The next three days were just like the first: wake up swim, beach, swim, sleep, repeat. On the 23rd, our last full day, we moved morning practice to 6 to 8 a.m. to allow us to enjoy the entire day. We went down the shore and were allowed to snorkel, paddle board, kayak, skim board and go on banana boat rides from 10 to 4 p.m. I went snorkeling for the first time and it was one of the coolest experiences of my life. We didn’t see any reef sharks or dolphins, but we did see and eel and a sea turtle. It was just breathtaking to swim down and see a completely different world (I couldn’t help but sing Under the Sea). When we went back to the hotel, Euchre was the name of the game. We had multiple games going on for multiple hours. Then we all started to pack up, sad to leave but ready to be home for the holidays. The next day we boarded the bus at 10 a.m., waved goodbye to Hovland, who was staying a couple of days longer with his wife, and headed home. We got to the airport with plenty of time to spare. The flight to Detroit wasn’t delayed, however many other flights were. A few teammates’ flights got delayed up to six hours. The flight was long and I just wanted to be home. We landed at 6:30 p.m., by the time we got our luggage and boarded the bus back to Oakland it was 7:30 p.m.. Then finally at 9:30 p.m., I started the two-hour drive back to Grand Rapids. At 1 a.m. Christmas morning, I walked in my front door.

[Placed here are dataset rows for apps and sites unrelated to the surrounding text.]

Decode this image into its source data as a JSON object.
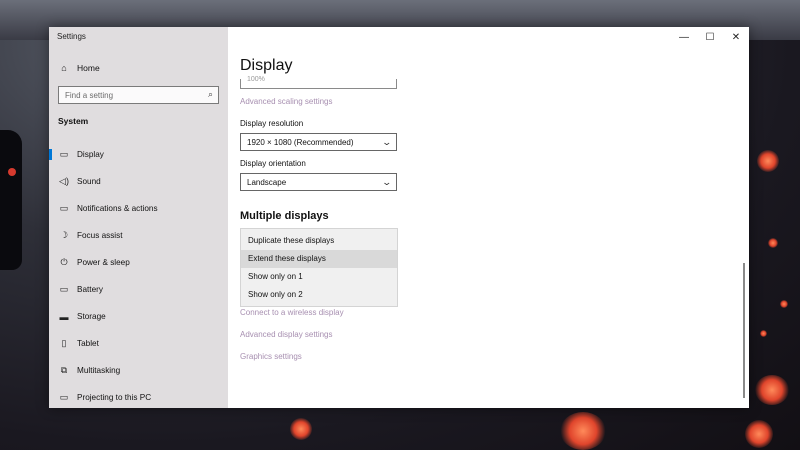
{
  "window": {
    "title": "Settings",
    "controls": {
      "minimize": "—",
      "maximize": "☐",
      "close": "✕"
    }
  },
  "sidebar": {
    "home": {
      "icon": "home-icon",
      "glyph": "⌂",
      "label": "Home"
    },
    "search": {
      "placeholder": "Find a setting",
      "icon": "search-icon",
      "glyph": "⌕"
    },
    "section": "System",
    "items": [
      {
        "label": "Display",
        "icon": "monitor-icon",
        "glyph": "▭",
        "active": true
      },
      {
        "label": "Sound",
        "icon": "speaker-icon",
        "glyph": "◁)"
      },
      {
        "label": "Notifications & actions",
        "icon": "notifications-icon",
        "glyph": "▭"
      },
      {
        "label": "Focus assist",
        "icon": "moon-icon",
        "glyph": "☽"
      },
      {
        "label": "Power & sleep",
        "icon": "power-icon",
        "glyph": "⏻"
      },
      {
        "label": "Battery",
        "icon": "battery-icon",
        "glyph": "▭"
      },
      {
        "label": "Storage",
        "icon": "storage-icon",
        "glyph": "▬"
      },
      {
        "label": "Tablet",
        "icon": "tablet-icon",
        "glyph": "▯"
      },
      {
        "label": "Multitasking",
        "icon": "multitasking-icon",
        "glyph": "⧉"
      },
      {
        "label": "Projecting to this PC",
        "icon": "projecting-icon",
        "glyph": "▭"
      }
    ]
  },
  "content": {
    "title": "Display",
    "scale_value_cut": "100%",
    "advanced_scaling_link": "Advanced scaling settings",
    "resolution": {
      "label": "Display resolution",
      "value": "1920 × 1080 (Recommended)"
    },
    "orientation": {
      "label": "Display orientation",
      "value": "Landscape"
    },
    "multiple_displays": {
      "heading": "Multiple displays",
      "options": [
        "Duplicate these displays",
        "Extend these displays",
        "Show only on 1",
        "Show only on 2"
      ],
      "highlighted": "Extend these displays"
    },
    "links": {
      "wireless": "Connect to a wireless display",
      "advanced_display": "Advanced display settings",
      "graphics": "Graphics settings"
    }
  },
  "colors": {
    "accent": "#0078d7",
    "link": "#a78fb0",
    "sidebar_bg": "#dedadd"
  }
}
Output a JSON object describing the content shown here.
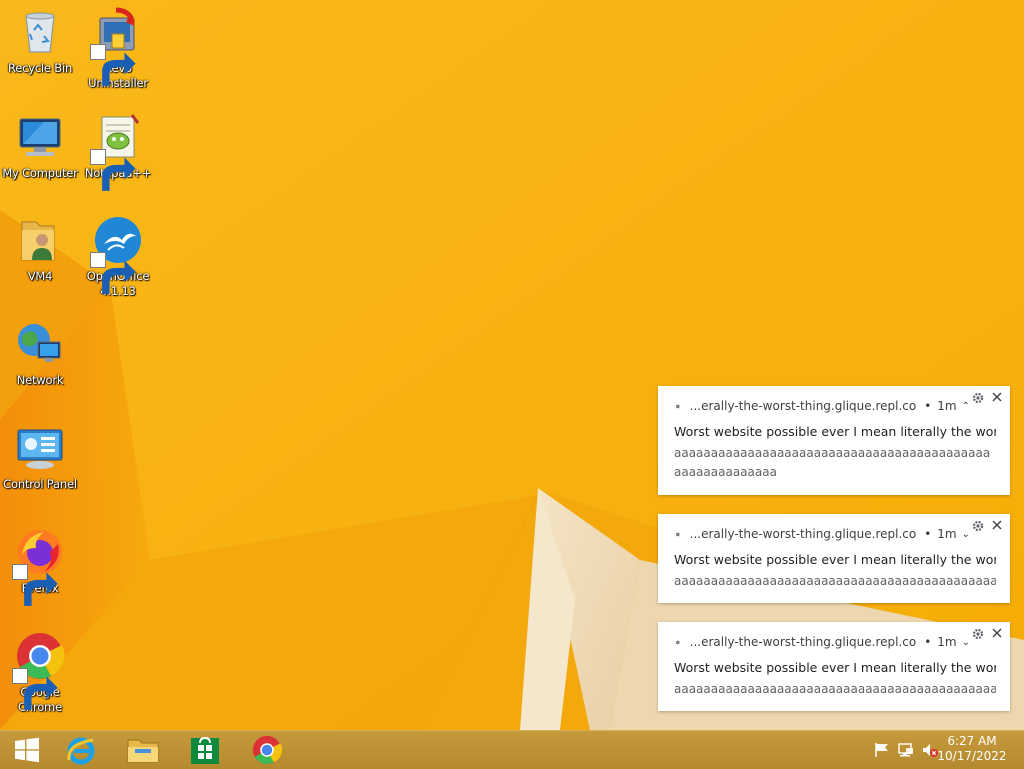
{
  "desktop": {
    "icons": [
      {
        "label": "Recycle Bin",
        "icon": "recycle-bin-icon"
      },
      {
        "label": "Revo Uninstaller",
        "icon": "revo-uninstaller-icon"
      },
      {
        "label": "My Computer",
        "icon": "my-computer-icon"
      },
      {
        "label": "Notepad++",
        "icon": "notepad-plus-plus-icon"
      },
      {
        "label": "VM4",
        "icon": "user-folder-icon"
      },
      {
        "label": "OpenOffice 4.1.13",
        "icon": "openoffice-icon"
      },
      {
        "label": "Network",
        "icon": "network-icon"
      },
      {
        "label": "Control Panel",
        "icon": "control-panel-icon"
      },
      {
        "label": "Firefox",
        "icon": "firefox-icon"
      },
      {
        "label": "Google Chrome",
        "icon": "chrome-icon"
      }
    ]
  },
  "notifications": [
    {
      "source": "...erally-the-worst-thing.glique.repl.co",
      "time": "1m",
      "chevron": "^",
      "title": "Worst website possible ever I mean literally the worst ...",
      "body": "aaaaaaaaaaaaaaaaaaaaaaaaaaaaaaaaaaaaaaaaaaaaaaaaaaaaaaaaa"
    },
    {
      "source": "...erally-the-worst-thing.glique.repl.co",
      "time": "1m",
      "chevron": "v",
      "title": "Worst website possible ever I mean literally the worst ...",
      "body": "aaaaaaaaaaaaaaaaaaaaaaaaaaaaaaaaaaaaaaaaaaaaaa..."
    },
    {
      "source": "...erally-the-worst-thing.glique.repl.co",
      "time": "1m",
      "chevron": "v",
      "title": "Worst website possible ever I mean literally the worst ...",
      "body": "aaaaaaaaaaaaaaaaaaaaaaaaaaaaaaaaaaaaaaaaaaaaaa..."
    }
  ],
  "taskbar": {
    "buttons": [
      "start-button",
      "internet-explorer",
      "file-explorer",
      "store",
      "google-chrome"
    ],
    "tray": [
      "action-center-flag-icon",
      "network-tray-icon",
      "volume-muted-icon"
    ],
    "time": "6:27 AM",
    "date": "10/17/2022"
  },
  "colors": {
    "wallpaper": "#f7b50d",
    "taskbar": "#bd9135",
    "toast_bg": "#ffffff"
  }
}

The trip is something I will never forget. I didn’t really know what to expect going in except that it was going to be really hard training wise. The swimmers averaged 6,000-7,000 meters a practice twice a day for 14 practices. That’s 84,000-98,000 meters in 28 hours, plus 30 minutes of dryland a day. I asked a diver how many dives they do a day, and he said, including line ups and drills, around 200. Training was, without a doubt, the most difficult of the year. In my ten years of swimming, I have never felt that sore and fatigued before. However, the memories, the laughs and the bonding done with the team is something that will stay with me for a long time.